*DATASET RECORDS*:
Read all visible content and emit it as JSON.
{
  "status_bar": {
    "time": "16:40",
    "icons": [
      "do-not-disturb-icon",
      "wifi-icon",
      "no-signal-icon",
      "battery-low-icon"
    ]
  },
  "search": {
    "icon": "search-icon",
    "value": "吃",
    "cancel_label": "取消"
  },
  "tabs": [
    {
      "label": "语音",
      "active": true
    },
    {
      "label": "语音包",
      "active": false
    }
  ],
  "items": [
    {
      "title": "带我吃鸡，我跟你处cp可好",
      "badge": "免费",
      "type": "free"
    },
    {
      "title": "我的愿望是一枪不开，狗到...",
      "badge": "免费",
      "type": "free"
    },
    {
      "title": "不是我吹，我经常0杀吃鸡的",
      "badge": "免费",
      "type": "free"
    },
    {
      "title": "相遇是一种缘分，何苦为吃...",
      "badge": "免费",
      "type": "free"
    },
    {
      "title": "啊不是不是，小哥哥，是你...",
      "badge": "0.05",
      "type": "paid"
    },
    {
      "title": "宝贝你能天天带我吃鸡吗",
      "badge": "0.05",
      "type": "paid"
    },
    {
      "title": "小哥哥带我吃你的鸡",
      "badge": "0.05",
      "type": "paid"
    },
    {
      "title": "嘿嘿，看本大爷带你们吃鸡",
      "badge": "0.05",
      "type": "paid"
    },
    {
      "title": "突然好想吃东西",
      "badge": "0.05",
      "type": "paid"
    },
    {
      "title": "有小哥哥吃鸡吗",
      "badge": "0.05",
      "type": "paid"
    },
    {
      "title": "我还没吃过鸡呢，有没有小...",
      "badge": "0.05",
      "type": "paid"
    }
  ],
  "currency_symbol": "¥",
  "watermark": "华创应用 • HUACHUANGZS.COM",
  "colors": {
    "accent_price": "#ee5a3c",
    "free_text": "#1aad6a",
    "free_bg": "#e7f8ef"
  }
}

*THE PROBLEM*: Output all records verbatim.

*ANSWER SPACE*:
Read all visible content and emit it as JSON.
{
  "status_bar": {
    "time": "16:40",
    "icons": [
      "do-not-disturb-icon",
      "wifi-icon",
      "no-signal-icon",
      "battery-low-icon"
    ]
  },
  "search": {
    "icon": "search-icon",
    "value": "吃",
    "cancel_label": "取消"
  },
  "tabs": [
    {
      "label": "语音",
      "active": true
    },
    {
      "label": "语音包",
      "active": false
    }
  ],
  "items": [
    {
      "title": "带我吃鸡，我跟你处cp可好",
      "badge": "免费",
      "type": "free"
    },
    {
      "title": "我的愿望是一枪不开，狗到...",
      "badge": "免费",
      "type": "free"
    },
    {
      "title": "不是我吹，我经常0杀吃鸡的",
      "badge": "免费",
      "type": "free"
    },
    {
      "title": "相遇是一种缘分，何苦为吃...",
      "badge": "免费",
      "type": "free"
    },
    {
      "title": "啊不是不是，小哥哥，是你...",
      "badge": "0.05",
      "type": "paid"
    },
    {
      "title": "宝贝你能天天带我吃鸡吗",
      "badge": "0.05",
      "type": "paid"
    },
    {
      "title": "小哥哥带我吃你的鸡",
      "badge": "0.05",
      "type": "paid"
    },
    {
      "title": "嘿嘿，看本大爷带你们吃鸡",
      "badge": "0.05",
      "type": "paid"
    },
    {
      "title": "突然好想吃东西",
      "badge": "0.05",
      "type": "paid"
    },
    {
      "title": "有小哥哥吃鸡吗",
      "badge": "0.05",
      "type": "paid"
    },
    {
      "title": "我还没吃过鸡呢，有没有小...",
      "badge": "0.05",
      "type": "paid"
    }
  ],
  "currency_symbol": "¥",
  "watermark": "华创应用 • HUACHUANGZS.COM",
  "colors": {
    "accent_price": "#ee5a3c",
    "free_text": "#1aad6a",
    "free_bg": "#e7f8ef"
  }
}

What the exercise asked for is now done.